Owners of a 38-acre portion of land in the Atchafalaya Basin are infuriated as their land is now being challenged, not by the government, but by a pipeline company, a posting on katc.com said.
A group including the Center for Constitutional Rights, Atchafalaya Basinkeeper and a Loyola University law professor, Bill Quigley, are suing Energy Transfer Partners, which is building the the Bayou Bridge Pipeline, on behalf of the landowners.
The group alleges that the eminent domain law for Louisiana does not constitutionally allow for a pipeline company to take action in seizing land without direct permission from a government agency; most states have requirements for these companies which don't allow eminent domain to take place without a permit from the public service commission.
Peter Vujin, a Miami-based attorney, recently spoke with the Louisiana Record about the situation and why the constitution is, in his opinion, being violated by the pipeline company.

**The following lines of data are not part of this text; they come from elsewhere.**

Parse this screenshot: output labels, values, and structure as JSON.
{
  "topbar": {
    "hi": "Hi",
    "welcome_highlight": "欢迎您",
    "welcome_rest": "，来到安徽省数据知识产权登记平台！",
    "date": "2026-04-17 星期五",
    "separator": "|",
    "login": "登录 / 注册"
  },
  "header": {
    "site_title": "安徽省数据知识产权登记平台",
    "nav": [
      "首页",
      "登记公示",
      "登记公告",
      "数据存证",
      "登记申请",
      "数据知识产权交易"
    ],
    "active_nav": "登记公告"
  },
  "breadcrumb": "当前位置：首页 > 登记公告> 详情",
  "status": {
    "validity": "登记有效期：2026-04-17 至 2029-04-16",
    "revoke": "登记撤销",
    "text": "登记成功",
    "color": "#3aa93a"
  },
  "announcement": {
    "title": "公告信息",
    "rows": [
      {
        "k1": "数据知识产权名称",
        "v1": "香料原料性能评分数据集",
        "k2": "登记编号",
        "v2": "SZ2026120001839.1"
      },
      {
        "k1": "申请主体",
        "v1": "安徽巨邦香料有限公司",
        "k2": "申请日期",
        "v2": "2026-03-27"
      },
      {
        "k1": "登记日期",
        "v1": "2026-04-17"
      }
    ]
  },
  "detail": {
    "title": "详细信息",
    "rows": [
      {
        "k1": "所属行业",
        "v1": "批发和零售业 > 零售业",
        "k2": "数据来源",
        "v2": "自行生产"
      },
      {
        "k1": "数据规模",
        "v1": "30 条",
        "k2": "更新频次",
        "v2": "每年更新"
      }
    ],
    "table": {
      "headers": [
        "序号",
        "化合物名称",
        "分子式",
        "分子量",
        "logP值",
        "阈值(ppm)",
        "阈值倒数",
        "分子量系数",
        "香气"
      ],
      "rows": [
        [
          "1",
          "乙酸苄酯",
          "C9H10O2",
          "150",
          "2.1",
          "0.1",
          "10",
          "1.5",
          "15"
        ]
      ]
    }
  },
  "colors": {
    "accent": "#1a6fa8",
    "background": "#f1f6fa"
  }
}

"The intent to skirt the statute is obvious: the gas company never spoke to the landowners and therefore did not follow the law and did not fulfill a condition precedent – to attempt to settle with the landowners. ... The gas company just acted like a governmental entity and seized the lands," Vujin said.
According to Vujin, the landowners have been put in a very difficult decision, as they have now have had to seek out legal representation just to maintain what is already theirs.
"Luckily they were able to find pro-bono attorneys due to the constitutional enormity of this case and battle this in court for an unknown period of time just to receive what the constitution already gives them, that is, just compensation," Vujin said.
Vujin said that this is, in his opinion, another assault by large multinational corporations on the constitution.
"The original owners must be compensated, and the gas company should be penalized for its failure to follow the statutes," Vujin said.